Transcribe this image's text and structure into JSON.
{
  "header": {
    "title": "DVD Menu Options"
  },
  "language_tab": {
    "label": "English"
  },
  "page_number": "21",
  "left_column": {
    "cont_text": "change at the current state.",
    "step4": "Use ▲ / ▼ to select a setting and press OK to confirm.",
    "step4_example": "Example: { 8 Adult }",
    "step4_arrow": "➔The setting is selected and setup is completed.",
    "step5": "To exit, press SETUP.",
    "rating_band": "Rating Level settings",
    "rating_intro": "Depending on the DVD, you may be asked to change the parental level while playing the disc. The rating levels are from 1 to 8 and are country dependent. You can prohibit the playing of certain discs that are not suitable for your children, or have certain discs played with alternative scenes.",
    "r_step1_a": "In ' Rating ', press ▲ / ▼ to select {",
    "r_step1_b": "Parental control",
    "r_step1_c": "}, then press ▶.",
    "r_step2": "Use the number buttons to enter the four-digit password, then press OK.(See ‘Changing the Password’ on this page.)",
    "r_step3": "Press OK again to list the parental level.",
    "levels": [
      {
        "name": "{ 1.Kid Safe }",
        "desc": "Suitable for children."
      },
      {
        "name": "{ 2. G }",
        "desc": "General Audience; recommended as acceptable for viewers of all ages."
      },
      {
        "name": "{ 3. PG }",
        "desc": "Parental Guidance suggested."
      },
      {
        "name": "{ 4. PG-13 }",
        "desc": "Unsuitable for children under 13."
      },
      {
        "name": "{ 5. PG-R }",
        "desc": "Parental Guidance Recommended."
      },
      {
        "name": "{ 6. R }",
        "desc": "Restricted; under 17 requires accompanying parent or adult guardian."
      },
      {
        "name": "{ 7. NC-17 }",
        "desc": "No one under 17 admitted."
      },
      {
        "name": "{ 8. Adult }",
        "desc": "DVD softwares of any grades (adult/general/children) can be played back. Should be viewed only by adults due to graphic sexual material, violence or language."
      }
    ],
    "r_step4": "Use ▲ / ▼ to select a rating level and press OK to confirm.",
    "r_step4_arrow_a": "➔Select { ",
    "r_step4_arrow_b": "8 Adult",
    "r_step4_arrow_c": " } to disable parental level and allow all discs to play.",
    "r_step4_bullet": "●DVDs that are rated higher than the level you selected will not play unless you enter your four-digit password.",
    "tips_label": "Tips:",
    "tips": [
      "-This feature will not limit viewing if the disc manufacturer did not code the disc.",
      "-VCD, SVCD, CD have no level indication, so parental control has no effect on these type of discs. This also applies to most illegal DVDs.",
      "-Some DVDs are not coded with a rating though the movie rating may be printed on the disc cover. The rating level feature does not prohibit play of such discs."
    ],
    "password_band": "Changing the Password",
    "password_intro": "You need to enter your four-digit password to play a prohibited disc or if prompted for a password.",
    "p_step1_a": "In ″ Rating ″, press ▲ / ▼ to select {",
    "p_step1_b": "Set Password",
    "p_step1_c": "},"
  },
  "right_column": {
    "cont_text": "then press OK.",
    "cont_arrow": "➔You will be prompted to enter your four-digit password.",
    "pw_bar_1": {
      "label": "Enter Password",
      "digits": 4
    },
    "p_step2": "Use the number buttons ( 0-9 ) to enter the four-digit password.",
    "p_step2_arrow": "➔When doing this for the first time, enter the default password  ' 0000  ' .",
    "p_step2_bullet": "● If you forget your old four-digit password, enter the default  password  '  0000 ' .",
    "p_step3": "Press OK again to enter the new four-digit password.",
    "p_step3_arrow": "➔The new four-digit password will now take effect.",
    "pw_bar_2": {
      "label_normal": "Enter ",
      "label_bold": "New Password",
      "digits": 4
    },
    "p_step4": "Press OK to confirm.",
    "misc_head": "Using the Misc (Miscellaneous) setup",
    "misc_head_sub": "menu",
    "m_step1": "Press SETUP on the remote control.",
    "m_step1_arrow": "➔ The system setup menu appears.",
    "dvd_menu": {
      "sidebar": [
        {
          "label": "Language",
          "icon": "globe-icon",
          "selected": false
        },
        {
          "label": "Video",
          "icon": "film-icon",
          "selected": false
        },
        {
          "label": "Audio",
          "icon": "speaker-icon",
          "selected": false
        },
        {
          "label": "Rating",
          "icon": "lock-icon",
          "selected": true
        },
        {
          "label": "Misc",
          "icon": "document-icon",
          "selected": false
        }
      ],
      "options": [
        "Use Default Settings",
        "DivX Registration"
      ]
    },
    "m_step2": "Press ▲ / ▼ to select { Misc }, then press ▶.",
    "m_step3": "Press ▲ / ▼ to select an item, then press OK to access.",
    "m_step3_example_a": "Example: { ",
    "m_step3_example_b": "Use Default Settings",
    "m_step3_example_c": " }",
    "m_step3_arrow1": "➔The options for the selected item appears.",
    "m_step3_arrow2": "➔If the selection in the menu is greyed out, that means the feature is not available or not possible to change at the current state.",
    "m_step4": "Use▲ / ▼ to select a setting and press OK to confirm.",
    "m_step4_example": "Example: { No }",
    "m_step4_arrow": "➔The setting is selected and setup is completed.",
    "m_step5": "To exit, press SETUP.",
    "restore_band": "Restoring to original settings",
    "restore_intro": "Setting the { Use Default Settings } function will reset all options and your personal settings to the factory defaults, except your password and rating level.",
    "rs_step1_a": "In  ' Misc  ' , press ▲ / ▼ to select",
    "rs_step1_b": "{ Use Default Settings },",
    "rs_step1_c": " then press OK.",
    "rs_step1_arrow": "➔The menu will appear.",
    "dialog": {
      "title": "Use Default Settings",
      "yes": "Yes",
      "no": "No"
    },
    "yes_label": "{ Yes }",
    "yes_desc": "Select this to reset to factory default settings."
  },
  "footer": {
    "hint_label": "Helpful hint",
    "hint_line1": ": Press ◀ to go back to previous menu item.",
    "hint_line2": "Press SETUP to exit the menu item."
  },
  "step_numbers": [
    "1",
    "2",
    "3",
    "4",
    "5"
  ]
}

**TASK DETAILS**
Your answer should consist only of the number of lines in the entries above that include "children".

**ANSWER AREA**
4